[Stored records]
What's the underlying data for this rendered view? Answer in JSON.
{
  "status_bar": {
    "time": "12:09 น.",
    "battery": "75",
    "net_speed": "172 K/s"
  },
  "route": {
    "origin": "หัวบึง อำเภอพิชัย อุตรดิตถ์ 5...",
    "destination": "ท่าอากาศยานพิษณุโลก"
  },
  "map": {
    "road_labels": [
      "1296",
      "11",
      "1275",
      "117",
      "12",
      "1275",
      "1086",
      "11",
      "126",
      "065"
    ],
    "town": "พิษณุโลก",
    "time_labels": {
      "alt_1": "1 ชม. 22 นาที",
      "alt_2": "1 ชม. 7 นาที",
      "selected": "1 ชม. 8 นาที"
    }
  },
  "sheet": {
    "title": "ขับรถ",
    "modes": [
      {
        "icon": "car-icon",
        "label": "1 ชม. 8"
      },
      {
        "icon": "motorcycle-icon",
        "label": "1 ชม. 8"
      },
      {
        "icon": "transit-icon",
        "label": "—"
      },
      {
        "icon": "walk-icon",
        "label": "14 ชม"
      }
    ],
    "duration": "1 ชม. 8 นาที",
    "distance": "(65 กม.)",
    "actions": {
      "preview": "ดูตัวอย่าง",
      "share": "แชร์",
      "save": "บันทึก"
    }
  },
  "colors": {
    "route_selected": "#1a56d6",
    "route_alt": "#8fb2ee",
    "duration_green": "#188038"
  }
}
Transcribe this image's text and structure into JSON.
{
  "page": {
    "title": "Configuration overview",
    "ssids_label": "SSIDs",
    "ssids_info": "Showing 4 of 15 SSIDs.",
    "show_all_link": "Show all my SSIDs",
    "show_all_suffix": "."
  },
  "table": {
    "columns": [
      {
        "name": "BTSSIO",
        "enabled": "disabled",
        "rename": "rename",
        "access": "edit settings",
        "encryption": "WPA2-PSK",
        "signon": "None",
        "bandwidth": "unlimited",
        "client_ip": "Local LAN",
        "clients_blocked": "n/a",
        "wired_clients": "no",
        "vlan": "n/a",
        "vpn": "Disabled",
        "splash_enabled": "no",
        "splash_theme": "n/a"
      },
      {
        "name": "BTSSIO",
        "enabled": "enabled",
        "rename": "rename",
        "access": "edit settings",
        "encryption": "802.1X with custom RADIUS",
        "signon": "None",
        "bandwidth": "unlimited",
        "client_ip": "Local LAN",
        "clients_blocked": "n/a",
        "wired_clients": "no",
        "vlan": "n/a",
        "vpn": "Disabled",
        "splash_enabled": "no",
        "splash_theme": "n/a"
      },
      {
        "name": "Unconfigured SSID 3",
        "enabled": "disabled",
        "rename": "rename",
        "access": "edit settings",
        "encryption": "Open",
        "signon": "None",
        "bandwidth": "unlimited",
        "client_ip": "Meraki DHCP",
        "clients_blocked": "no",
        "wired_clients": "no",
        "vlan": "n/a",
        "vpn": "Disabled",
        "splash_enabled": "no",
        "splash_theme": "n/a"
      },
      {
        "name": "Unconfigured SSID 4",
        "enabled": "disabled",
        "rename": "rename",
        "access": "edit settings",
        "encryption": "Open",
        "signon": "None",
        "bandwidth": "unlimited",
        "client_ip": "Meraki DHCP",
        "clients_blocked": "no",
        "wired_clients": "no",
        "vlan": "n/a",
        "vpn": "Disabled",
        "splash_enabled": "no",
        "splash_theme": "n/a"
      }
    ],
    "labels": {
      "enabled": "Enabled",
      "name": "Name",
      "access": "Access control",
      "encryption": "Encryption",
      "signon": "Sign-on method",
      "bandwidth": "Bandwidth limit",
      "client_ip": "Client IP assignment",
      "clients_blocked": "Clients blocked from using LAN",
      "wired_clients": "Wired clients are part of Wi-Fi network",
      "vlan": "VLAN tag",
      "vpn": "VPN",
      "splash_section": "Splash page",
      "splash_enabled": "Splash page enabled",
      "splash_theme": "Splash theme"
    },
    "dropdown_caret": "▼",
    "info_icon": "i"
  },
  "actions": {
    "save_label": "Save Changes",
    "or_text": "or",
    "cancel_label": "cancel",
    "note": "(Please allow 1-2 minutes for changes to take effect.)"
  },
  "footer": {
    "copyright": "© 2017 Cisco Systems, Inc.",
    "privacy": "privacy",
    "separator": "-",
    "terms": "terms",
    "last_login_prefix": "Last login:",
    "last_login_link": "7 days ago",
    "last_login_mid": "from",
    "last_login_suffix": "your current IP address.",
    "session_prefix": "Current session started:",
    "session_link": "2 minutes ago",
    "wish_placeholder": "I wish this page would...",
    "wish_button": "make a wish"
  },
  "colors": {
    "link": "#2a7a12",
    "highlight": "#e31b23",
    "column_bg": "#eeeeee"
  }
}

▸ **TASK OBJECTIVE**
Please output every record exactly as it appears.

▸ **FINISHED EXERCISE**
What's the underlying data for this rendered view? Answer in JSON.
{
  "status_bar": {
    "time": "12:09 น.",
    "battery": "75",
    "net_speed": "172 K/s"
  },
  "route": {
    "origin": "หัวบึง อำเภอพิชัย อุตรดิตถ์ 5...",
    "destination": "ท่าอากาศยานพิษณุโลก"
  },
  "map": {
    "road_labels": [
      "1296",
      "11",
      "1275",
      "117",
      "12",
      "1275",
      "1086",
      "11",
      "126",
      "065"
    ],
    "town": "พิษณุโลก",
    "time_labels": {
      "alt_1": "1 ชม. 22 นาที",
      "alt_2": "1 ชม. 7 นาที",
      "selected": "1 ชม. 8 นาที"
    }
  },
  "sheet": {
    "title": "ขับรถ",
    "modes": [
      {
        "icon": "car-icon",
        "label": "1 ชม. 8"
      },
      {
        "icon": "motorcycle-icon",
        "label": "1 ชม. 8"
      },
      {
        "icon": "transit-icon",
        "label": "—"
      },
      {
        "icon": "walk-icon",
        "label": "14 ชม"
      }
    ],
    "duration": "1 ชม. 8 นาที",
    "distance": "(65 กม.)",
    "actions": {
      "preview": "ดูตัวอย่าง",
      "share": "แชร์",
      "save": "บันทึก"
    }
  },
  "colors": {
    "route_selected": "#1a56d6",
    "route_alt": "#8fb2ee",
    "duration_green": "#188038"
  }
}
Transcribe this image's text and structure into JSON.
{
  "page": {
    "title": "Configuration overview",
    "ssids_label": "SSIDs",
    "ssids_info": "Showing 4 of 15 SSIDs.",
    "show_all_link": "Show all my SSIDs",
    "show_all_suffix": "."
  },
  "table": {
    "columns": [
      {
        "name": "BTSSIO",
        "enabled": "disabled",
        "rename": "rename",
        "access": "edit settings",
        "encryption": "WPA2-PSK",
        "signon": "None",
        "bandwidth": "unlimited",
        "client_ip": "Local LAN",
        "clients_blocked": "n/a",
        "wired_clients": "no",
        "vlan": "n/a",
        "vpn": "Disabled",
        "splash_enabled": "no",
        "splash_theme": "n/a"
      },
      {
        "name": "BTSSIO",
        "enabled": "enabled",
        "rename": "rename",
        "access": "edit settings",
        "encryption": "802.1X with custom RADIUS",
        "signon": "None",
        "bandwidth": "unlimited",
        "client_ip": "Local LAN",
        "clients_blocked": "n/a",
        "wired_clients": "no",
        "vlan": "n/a",
        "vpn": "Disabled",
        "splash_enabled": "no",
        "splash_theme": "n/a"
      },
      {
        "name": "Unconfigured SSID 3",
        "enabled": "disabled",
        "rename": "rename",
        "access": "edit settings",
        "encryption": "Open",
        "signon": "None",
        "bandwidth": "unlimited",
        "client_ip": "Meraki DHCP",
        "clients_blocked": "no",
        "wired_clients": "no",
        "vlan": "n/a",
        "vpn": "Disabled",
        "splash_enabled": "no",
        "splash_theme": "n/a"
      },
      {
        "name": "Unconfigured SSID 4",
        "enabled": "disabled",
        "rename": "rename",
        "access": "edit settings",
        "encryption": "Open",
        "signon": "None",
        "bandwidth": "unlimited",
        "client_ip": "Meraki DHCP",
        "clients_blocked": "no",
        "wired_clients": "no",
        "vlan": "n/a",
        "vpn": "Disabled",
        "splash_enabled": "no",
        "splash_theme": "n/a"
      }
    ],
    "labels": {
      "enabled": "Enabled",
      "name": "Name",
      "access": "Access control",
      "encryption": "Encryption",
      "signon": "Sign-on method",
      "bandwidth": "Bandwidth limit",
      "client_ip": "Client IP assignment",
      "clients_blocked": "Clients blocked from using LAN",
      "wired_clients": "Wired clients are part of Wi-Fi network",
      "vlan": "VLAN tag",
      "vpn": "VPN",
      "splash_section": "Splash page",
      "splash_enabled": "Splash page enabled",
      "splash_theme": "Splash theme"
    },
    "dropdown_caret": "▼",
    "info_icon": "i"
  },
  "actions": {
    "save_label": "Save Changes",
    "or_text": "or",
    "cancel_label": "cancel",
    "note": "(Please allow 1-2 minutes for changes to take effect.)"
  },
  "footer": {
    "copyright": "© 2017 Cisco Systems, Inc.",
    "privacy": "privacy",
    "separator": "-",
    "terms": "terms",
    "last_login_prefix": "Last login:",
    "last_login_link": "7 days ago",
    "last_login_mid": "from",
    "last_login_suffix": "your current IP address.",
    "session_prefix": "Current session started:",
    "session_link": "2 minutes ago",
    "wish_placeholder": "I wish this page would...",
    "wish_button": "make a wish"
  },
  "colors": {
    "link": "#2a7a12",
    "highlight": "#e31b23",
    "column_bg": "#eeeeee"
  }
}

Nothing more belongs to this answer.